Defining the Spitfire pair — as it is for the rest of the upcoming Spitfire squadron — is its use of in-house movements. The Timezoner Spitfire (we’ll call it as such for brevity) holds the distinction of being the first IWC to have the brand’s Timezoner world time complication get spun by an automatic movement. The new cal. 82760 allows switching to a different time zone by rotating the watch’s bezel, with the 24-hour display and the date adjusting at the same time. Wound by the Pellaton system and kitted with ceramic components, this 28,800vph, 60-hour power reserve calibre resides beneath a generous 46-millimeter steel case whose black dial is marked by retro elements that are instantly identifiable as IWC’s. A green textile strap ties the watch further to the brand’s — and the Spitfire plane’s — aesthetics.
The Timezoner Spitfire is limited to only 250 pieces.
The Pilot’s Watch Chronograph Spitfire is another vintage-y affair, thanks mostly to its 41-millimeter bronze case wrapping over a green dial with gold-plated hands — yes, it is pretty. But the more significant development is that the watch debuts a movement from IWC’s cal. 69000 series into the Pilot’s Watch collection. The cal. 69380 is a column wheel chronograph ticker that has an automatic, bi-directional pawl-winding system, spins at 28,800vph and has a power reserve of 46 hours.
In its latest guise, the Top Gun piece — produced by IWC in one form or another since 2007 — gets not a matte black ceramic case, but rather one made from a matte black ceramic-and-titanium composite called Ceratanium. The material is pitched to be as light and unbreakable as titanium while also as scratch-resistant as ceramic. Beating within this 44-millimeter Ceratanium case, secured to the wrist by a rubber strap inlaid with textile, is the in-house cal. 79230. This automatic movement is a double chronograph with an integrated split-second hand (handy for timing short intervals), is cocooned by a soft-iron core to protect against magnetic fields, spins at 28,800vph and can store power good enough for 44 hours.

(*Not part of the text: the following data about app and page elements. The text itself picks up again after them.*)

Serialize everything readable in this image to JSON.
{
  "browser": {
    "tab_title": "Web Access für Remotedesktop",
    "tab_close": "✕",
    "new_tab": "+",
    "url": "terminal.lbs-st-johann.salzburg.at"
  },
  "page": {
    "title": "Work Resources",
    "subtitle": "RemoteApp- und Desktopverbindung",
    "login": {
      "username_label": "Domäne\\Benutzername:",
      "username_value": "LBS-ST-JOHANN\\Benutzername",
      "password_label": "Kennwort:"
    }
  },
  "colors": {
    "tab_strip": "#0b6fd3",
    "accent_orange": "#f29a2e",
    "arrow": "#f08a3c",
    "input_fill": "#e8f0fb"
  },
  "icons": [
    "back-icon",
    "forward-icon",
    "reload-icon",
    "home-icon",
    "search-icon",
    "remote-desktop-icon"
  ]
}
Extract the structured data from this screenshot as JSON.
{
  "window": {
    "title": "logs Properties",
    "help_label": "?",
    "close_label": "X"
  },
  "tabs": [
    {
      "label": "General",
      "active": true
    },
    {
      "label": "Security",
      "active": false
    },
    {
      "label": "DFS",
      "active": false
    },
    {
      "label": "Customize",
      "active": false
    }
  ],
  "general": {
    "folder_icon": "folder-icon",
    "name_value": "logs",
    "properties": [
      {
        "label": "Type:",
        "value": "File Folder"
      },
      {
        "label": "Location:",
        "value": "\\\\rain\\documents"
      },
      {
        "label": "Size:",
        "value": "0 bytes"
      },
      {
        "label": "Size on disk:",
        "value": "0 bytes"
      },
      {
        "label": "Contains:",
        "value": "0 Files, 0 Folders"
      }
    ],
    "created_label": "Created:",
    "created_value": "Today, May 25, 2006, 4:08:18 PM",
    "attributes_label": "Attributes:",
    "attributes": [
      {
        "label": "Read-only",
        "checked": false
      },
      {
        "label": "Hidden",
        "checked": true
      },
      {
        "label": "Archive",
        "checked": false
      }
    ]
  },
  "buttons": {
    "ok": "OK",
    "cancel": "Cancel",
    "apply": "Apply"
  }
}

The latest development in IWC’s collaboration with the kin of French aviator and author Antoine de Saint-Exupéry — their link stretches back to 2005 — will be the introduction in SIHH of new Le Petit Prince models. Heralding the watches’ arrival is the Big Pilot’s Watch Constant-Force Tourbillon Edition Le Petit Prince (this time, we’ll curtly refer to it as the tourbillon Le Petit Prince), a genuine piece of haute horlogerie limited to just 10 examples. It is also the first in IWC’s Pilot’s Watch collect to get a constant-force tourbillon, an innovation of the brand that is said to constantly re-tension the balance spring. Combining this with the gravity-defying capability of a tourbillon means better timekeeping.
The in-house cal. 94895 into which this constant-force tourbillon also features a perpetual moonphase display, which is computed to lose only a day in 577.5 years. Two barrels ensure this 18,800vph movement has enough power for 96 hours.
Another IWC-first for the tourbillon Le Petit Prince is its use of an 18-carat hard, red-gold case (sized 46.2 millimeters across), which is expected to be up to 10 times more wear-resistant than conventional red gold.
Incidentally, both Spitfire models, along with the Top Gun Ceratanium and the tourbillon Le Petit Prince, were unveiled at the Goodwood estate in England. IWC and Goodwood Aviation have been partners for several years now, and the former’s aerodrome is the site of the world’s first official Spitfire flying academy. The place is also where the debut round-the-world flight in a Spitfire, dubbed the “Silver Spitfire – The Longest Flight” project, in which IWC is the main sponsor, will take off.
Clearly, IWC picked a suitable venue in which to announce the new Pilot’s Watch pieces prior to boarding their SIHH flight.